Most people who have owned, or been owned by, a highly independent cat, would never even conceive of the idea of putting a harness, or leash (leash!!) on their kitty and taking her for a walk. The mere thought is bound to produce some deep rumbling chuckles within the cat owner. Their cat on a leash, being told where to go? Sounds unbelievable, but read on, your kitty may be about to discover a whole new exciting world!

Despite all this, there are cat owners who have successfully trained their cats to walk outdoors while wearing a lead or a leash, much like dogs who wear a leash to go out for a daily walk with their owners. It may sound absurd, but in some cats it can be done.

Training your cat to the leash is best done in small steps. First, allow the cat to get familiar with the leash by placing somewhere it can be sniffed and evaluated. Then, in baby steps, put the leash or walking jacket on your cat.

When you first take your cat out she may get scared. Especially if your cat has never been outside before. Start with some quiet places where there are interesting things to sniff. Make the first few times short, quiet and bring lots of treats.

Remember, this is all new to your cat and can be quite frightening.

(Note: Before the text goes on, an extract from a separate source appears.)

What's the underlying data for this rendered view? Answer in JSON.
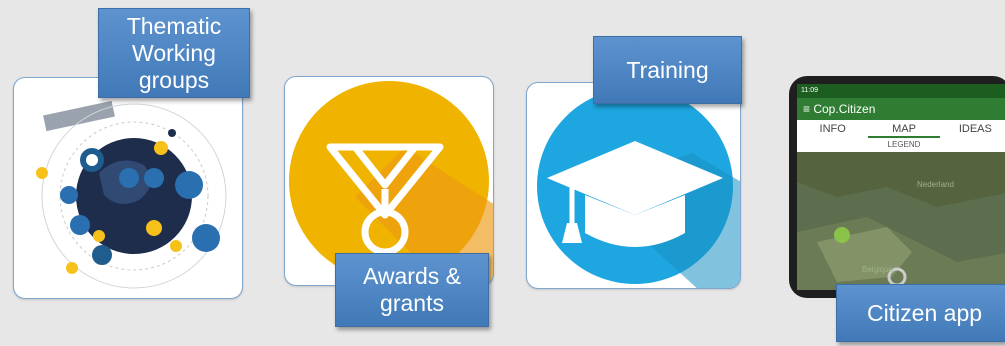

Taking it slow will pay off.

Don't buy a leash that is designed for a small dog, but instead look into purchasing a leash or lead that is specifically designed with a cat in mind. These leads wrap around your cat, giving you control of the cat and keeping the cat from choking itself in a frantic attempt to get away.

Before venturing outside you may want to practice with the lead at home first. Don't be overly concerned with your cat's reaction at this. Once outside they do tend to get a selective focus, tending to forget all about their leash as they sniff and explore a myriad of fascinating items.

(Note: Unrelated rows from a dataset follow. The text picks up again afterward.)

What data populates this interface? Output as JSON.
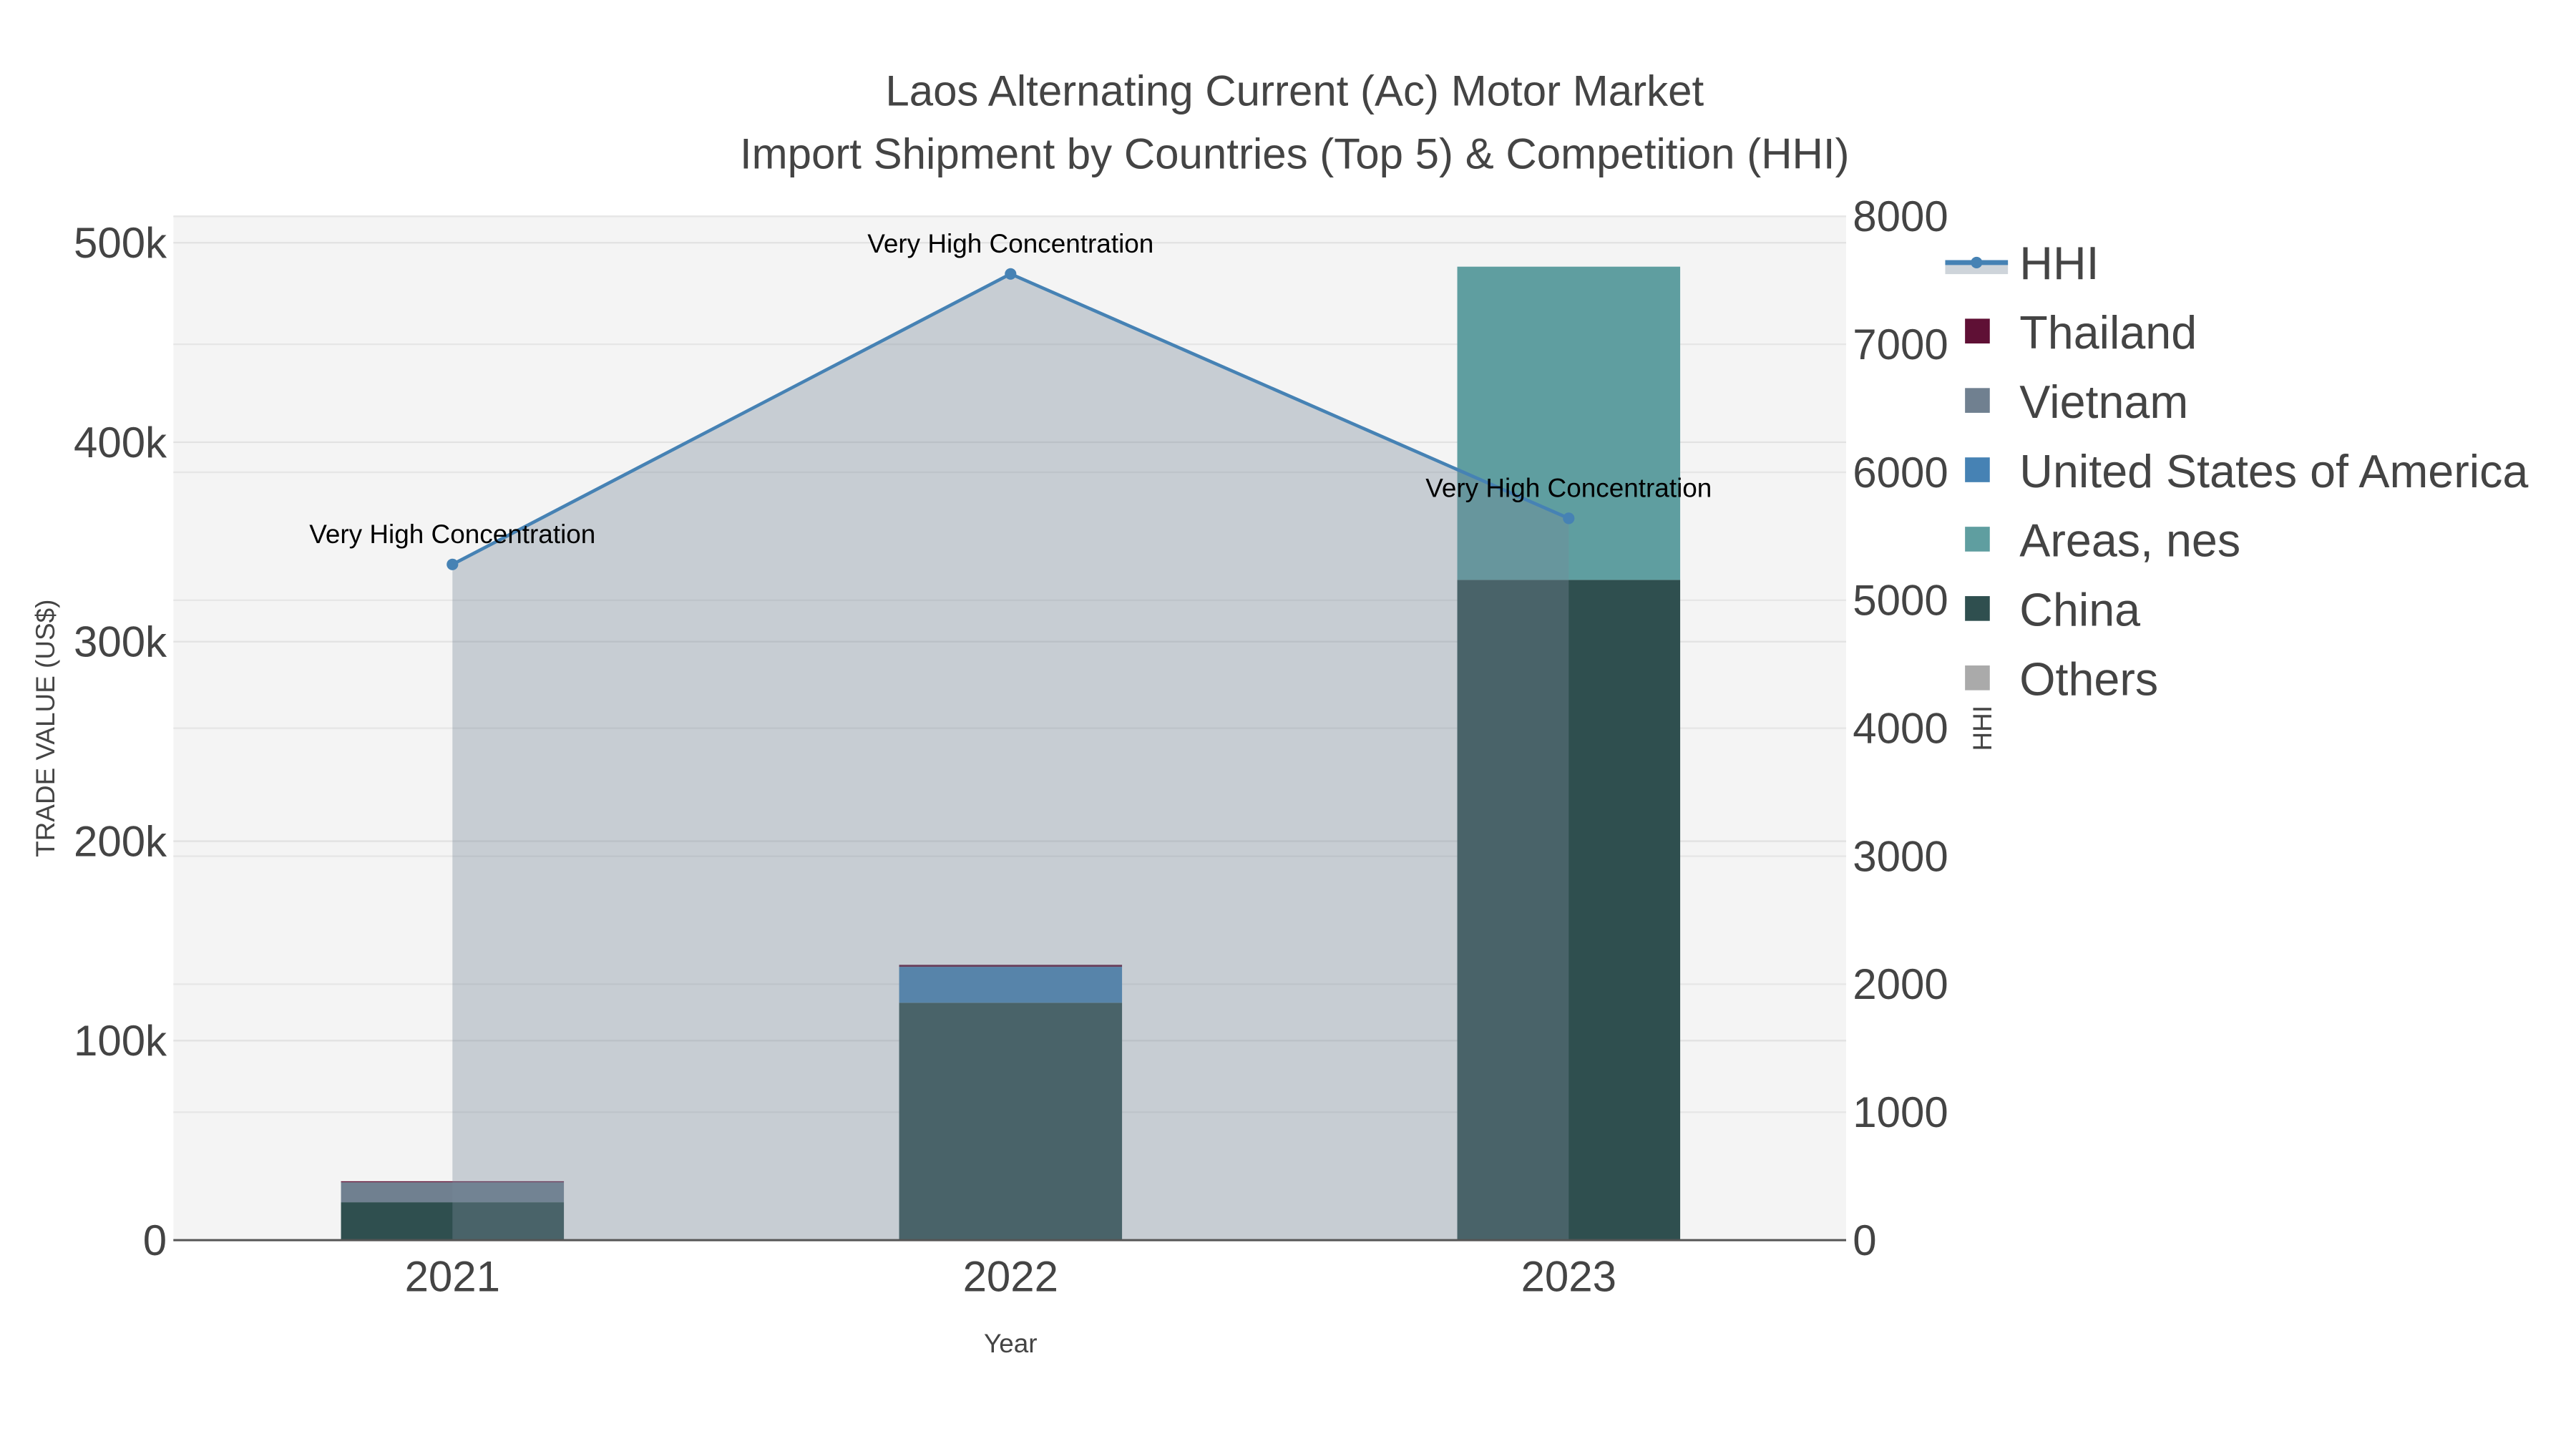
{
  "chart_data": {
    "type": "bar",
    "title": "Laos Alternating Current (Ac) Motor Market",
    "subtitle": "Import Shipment by Countries (Top 5) & Competition (HHI)",
    "xlabel": "Year",
    "ylabel": "TRADE VALUE (US$)",
    "y2label": "HHI",
    "categories": [
      "2021",
      "2022",
      "2023"
    ],
    "ylim": [
      0,
      512000
    ],
    "y2lim": [
      0,
      8000
    ],
    "yticks": [
      0,
      100000,
      200000,
      300000,
      400000,
      500000
    ],
    "ytick_labels": [
      "0",
      "100k",
      "200k",
      "300k",
      "400k",
      "500k"
    ],
    "y2ticks": [
      0,
      1000,
      2000,
      3000,
      4000,
      5000,
      6000,
      7000,
      8000
    ],
    "y2tick_labels": [
      "0",
      "1000",
      "2000",
      "3000",
      "4000",
      "5000",
      "6000",
      "7000",
      "8000"
    ],
    "grid": true,
    "legend_position": "right",
    "stacked": true,
    "series": [
      {
        "name": "China",
        "color": "#2f4f4f",
        "values": [
          19000,
          119000,
          331000
        ]
      },
      {
        "name": "Areas, nes",
        "color": "#5f9ea0",
        "values": [
          0,
          0,
          157000
        ]
      },
      {
        "name": "United States of America",
        "color": "#4682b4",
        "values": [
          0,
          18000,
          0
        ]
      },
      {
        "name": "Vietnam",
        "color": "#708090",
        "values": [
          10000,
          0,
          0
        ]
      },
      {
        "name": "Thailand",
        "color": "#5f1035",
        "values": [
          500,
          1000,
          0
        ]
      },
      {
        "name": "Others",
        "color": "#aaaaaa",
        "values": [
          0,
          0,
          0
        ]
      }
    ],
    "hhi": {
      "name": "HHI",
      "color": "#4682b4",
      "fill": "#778899",
      "values": [
        5280,
        7550,
        5640
      ],
      "annotations": [
        "Very High Concentration",
        "Very High Concentration",
        "Very High Concentration"
      ]
    },
    "legend": [
      "HHI",
      "Thailand",
      "Vietnam",
      "United States of America",
      "Areas, nes",
      "China",
      "Others"
    ]
  }
}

You need to be persistent when trying to get your cat to accept the leash or lead. It should become obvious to you after a few tries whether your cat is going to ever develop an acceptance of the lead. If your cat is just as agitated and upset about the fourth or fifth venture outdoors with the lead as it was the first try, then it may just not be in the cards for your cat to ever accept this situation.

If you have been patiently trying, taking small steps, taking your cat to a quiet place with interesting things to sniff and she you see no improvement in her comfort level, then, maybe walking on a leash is not for your cat.

You may find that eventually your cat actually enjoys the walks outside, and gets really excited over the prospect of heading outdoors. It's a great way to allow your cat to explore without worrying about where it will wind up.

To read more health oriented written by by Virginia Sutherland, such as Heath Care For Cats and Transient Feline Diabetes just click on the links.